No Chorus’s review published on Letterboxd:
Oddly for a film made in 2002, this feels very YouTube in places. Not just because it's somehow 130 punishing minutes but because it has that mechanical professionalism which hums from every youtube series where the aesthetic is formed by a middle aged guy who seems like he owns several million euro worth of whatever he's talking about following tutorials to the letter.
This is because the director works at making commercial film and this flashy firm handshake salesmannishness kind of leaks all over it. It's like someone explained Ross McElwee to Christopher Nolan's second unit direct and he riffed it. He reminds me of guys I worked with who I really liked and had brusk normie charm. I would never think of watching a film these guys directed.
I'd love to just make fun of this. The iowa solemnity, the "Great Tormented Men" stuff, the whiny nerd undertone about how "no one likes good books any more". But there are several moments of undeniable electricity in here. Not captured by mystic CINEMA happenstance either but rather a strange mix of earnestness and the mathematic pragmatism from the director's day job.

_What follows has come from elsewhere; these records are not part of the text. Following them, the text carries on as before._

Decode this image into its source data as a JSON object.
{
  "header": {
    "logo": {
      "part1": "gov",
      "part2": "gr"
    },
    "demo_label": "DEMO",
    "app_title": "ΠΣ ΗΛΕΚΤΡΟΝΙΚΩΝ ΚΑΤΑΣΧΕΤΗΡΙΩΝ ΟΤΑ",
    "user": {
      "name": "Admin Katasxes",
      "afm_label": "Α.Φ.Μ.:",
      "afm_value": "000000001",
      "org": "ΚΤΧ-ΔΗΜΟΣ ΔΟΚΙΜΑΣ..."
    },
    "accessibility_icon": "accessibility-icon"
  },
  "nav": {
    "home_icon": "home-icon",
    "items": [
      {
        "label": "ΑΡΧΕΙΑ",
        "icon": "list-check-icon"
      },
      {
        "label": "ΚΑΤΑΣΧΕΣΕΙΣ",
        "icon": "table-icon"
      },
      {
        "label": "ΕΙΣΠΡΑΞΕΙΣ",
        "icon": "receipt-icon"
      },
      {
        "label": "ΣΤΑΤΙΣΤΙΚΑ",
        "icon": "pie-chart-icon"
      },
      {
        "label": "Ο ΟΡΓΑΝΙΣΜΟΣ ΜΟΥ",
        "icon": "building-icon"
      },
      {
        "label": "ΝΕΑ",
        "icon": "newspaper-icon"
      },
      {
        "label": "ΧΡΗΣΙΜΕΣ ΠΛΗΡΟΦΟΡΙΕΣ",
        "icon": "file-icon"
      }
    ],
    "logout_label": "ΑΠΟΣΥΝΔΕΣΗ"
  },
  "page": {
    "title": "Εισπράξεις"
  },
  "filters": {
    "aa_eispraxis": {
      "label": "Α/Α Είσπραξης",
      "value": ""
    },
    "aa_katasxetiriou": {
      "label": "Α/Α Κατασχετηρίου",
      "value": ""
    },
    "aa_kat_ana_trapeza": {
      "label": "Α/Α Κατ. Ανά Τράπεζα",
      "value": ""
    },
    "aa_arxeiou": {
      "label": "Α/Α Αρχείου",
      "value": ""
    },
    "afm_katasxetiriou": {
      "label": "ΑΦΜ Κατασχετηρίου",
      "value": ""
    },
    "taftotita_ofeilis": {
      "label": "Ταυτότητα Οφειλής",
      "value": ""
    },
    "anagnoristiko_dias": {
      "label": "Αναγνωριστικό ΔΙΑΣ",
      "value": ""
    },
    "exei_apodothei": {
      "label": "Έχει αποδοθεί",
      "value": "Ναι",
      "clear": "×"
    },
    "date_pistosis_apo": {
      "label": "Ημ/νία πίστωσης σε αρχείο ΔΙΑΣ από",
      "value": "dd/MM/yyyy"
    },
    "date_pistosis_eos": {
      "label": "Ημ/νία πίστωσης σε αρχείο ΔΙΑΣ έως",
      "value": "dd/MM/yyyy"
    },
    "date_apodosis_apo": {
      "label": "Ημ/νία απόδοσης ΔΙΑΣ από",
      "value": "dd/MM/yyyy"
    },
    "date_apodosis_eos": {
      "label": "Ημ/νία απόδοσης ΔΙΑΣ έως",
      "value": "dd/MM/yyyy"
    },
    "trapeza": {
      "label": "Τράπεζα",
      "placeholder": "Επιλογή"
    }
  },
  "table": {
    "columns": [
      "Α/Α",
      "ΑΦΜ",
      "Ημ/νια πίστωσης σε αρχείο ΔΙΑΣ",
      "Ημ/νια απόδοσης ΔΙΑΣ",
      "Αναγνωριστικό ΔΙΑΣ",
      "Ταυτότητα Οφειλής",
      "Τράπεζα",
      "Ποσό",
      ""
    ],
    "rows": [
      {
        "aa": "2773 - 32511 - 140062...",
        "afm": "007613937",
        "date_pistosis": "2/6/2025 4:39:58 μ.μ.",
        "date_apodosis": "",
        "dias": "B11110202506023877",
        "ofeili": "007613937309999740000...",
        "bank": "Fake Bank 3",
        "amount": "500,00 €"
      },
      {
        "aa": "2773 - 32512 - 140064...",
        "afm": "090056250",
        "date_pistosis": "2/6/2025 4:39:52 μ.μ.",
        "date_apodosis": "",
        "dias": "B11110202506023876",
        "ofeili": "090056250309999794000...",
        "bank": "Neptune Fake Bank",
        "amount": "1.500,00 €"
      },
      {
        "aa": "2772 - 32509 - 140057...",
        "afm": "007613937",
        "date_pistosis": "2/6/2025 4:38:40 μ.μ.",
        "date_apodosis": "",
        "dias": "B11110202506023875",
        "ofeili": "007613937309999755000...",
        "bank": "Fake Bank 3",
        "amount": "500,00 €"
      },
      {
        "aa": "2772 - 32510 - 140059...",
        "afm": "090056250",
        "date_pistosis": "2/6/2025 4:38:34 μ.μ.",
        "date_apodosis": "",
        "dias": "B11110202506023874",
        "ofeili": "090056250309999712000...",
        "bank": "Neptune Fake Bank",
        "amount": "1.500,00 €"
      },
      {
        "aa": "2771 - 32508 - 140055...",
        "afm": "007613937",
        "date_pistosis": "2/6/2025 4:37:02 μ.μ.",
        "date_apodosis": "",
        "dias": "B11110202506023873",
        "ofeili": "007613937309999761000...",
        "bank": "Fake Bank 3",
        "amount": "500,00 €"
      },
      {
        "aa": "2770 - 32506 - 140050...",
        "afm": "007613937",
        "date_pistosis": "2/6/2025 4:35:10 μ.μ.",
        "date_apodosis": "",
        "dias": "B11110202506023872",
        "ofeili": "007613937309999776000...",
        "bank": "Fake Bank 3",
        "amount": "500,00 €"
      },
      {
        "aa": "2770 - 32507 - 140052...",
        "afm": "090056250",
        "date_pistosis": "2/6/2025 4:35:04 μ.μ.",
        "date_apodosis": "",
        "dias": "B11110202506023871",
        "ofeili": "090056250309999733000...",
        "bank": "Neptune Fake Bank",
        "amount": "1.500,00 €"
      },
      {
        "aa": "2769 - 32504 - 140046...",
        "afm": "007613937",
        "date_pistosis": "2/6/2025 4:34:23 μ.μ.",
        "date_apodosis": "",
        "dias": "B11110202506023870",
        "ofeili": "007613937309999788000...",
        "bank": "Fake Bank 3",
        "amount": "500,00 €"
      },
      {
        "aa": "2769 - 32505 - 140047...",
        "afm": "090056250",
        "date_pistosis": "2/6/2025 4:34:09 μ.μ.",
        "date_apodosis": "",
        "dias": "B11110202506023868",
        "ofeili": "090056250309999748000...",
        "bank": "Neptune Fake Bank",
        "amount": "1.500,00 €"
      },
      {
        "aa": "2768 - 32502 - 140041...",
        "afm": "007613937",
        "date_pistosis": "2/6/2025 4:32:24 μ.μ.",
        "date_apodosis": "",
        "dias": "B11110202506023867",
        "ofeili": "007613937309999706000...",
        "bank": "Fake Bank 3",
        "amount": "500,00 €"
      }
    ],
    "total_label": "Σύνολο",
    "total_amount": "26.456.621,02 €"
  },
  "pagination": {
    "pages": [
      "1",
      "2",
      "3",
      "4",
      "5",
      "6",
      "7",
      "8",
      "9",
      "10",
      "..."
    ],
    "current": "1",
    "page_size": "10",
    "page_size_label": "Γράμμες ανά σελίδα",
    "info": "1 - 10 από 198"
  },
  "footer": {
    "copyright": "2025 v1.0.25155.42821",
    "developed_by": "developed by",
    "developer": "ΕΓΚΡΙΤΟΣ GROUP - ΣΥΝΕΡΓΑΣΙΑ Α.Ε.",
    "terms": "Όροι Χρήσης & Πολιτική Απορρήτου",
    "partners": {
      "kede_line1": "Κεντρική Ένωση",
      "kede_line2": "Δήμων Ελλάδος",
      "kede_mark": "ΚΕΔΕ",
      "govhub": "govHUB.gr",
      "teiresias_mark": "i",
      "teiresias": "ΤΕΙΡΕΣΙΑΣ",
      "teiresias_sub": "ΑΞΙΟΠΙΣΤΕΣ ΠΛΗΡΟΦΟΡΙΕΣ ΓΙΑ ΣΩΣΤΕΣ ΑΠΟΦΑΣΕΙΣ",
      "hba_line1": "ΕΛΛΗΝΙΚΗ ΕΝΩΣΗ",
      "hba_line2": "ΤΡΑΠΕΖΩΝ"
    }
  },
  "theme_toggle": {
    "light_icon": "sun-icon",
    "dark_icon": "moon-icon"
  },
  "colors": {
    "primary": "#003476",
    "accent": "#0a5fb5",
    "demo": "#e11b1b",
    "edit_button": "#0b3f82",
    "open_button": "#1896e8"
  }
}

On two separate strikingly occasions a figure is introduced, talks for some minutes in typical documentary autopilot before being completely transformed into an image of the director's passion of the book, merely by seeing its cover. One is a lecturer, one is an agent. Both surely many years into being over it. But they look at the cover of this book with a religiousness while utter "that...that's a great book...no one has read it." The agent hears your man went back to welding and he looks like he wants to fucking die. (They actually reprinted this after the film so I think he was dead serious.)
Even more so the moment when the author is discovered, sounds like a person with anxiety on the phone as he says "we get a lot of junk sales calls"
only to crack wide open when hearing the book's name. This stuff is undeniable.
It's annoying to hear "I wrote to Gaddis and..." and have that story not paid off and to hear Joseph McElroy's name several times, a writer who is just tantalisingly acknowledged enough to neither merit a film like this nor have a single thing in print (Dalkey aside).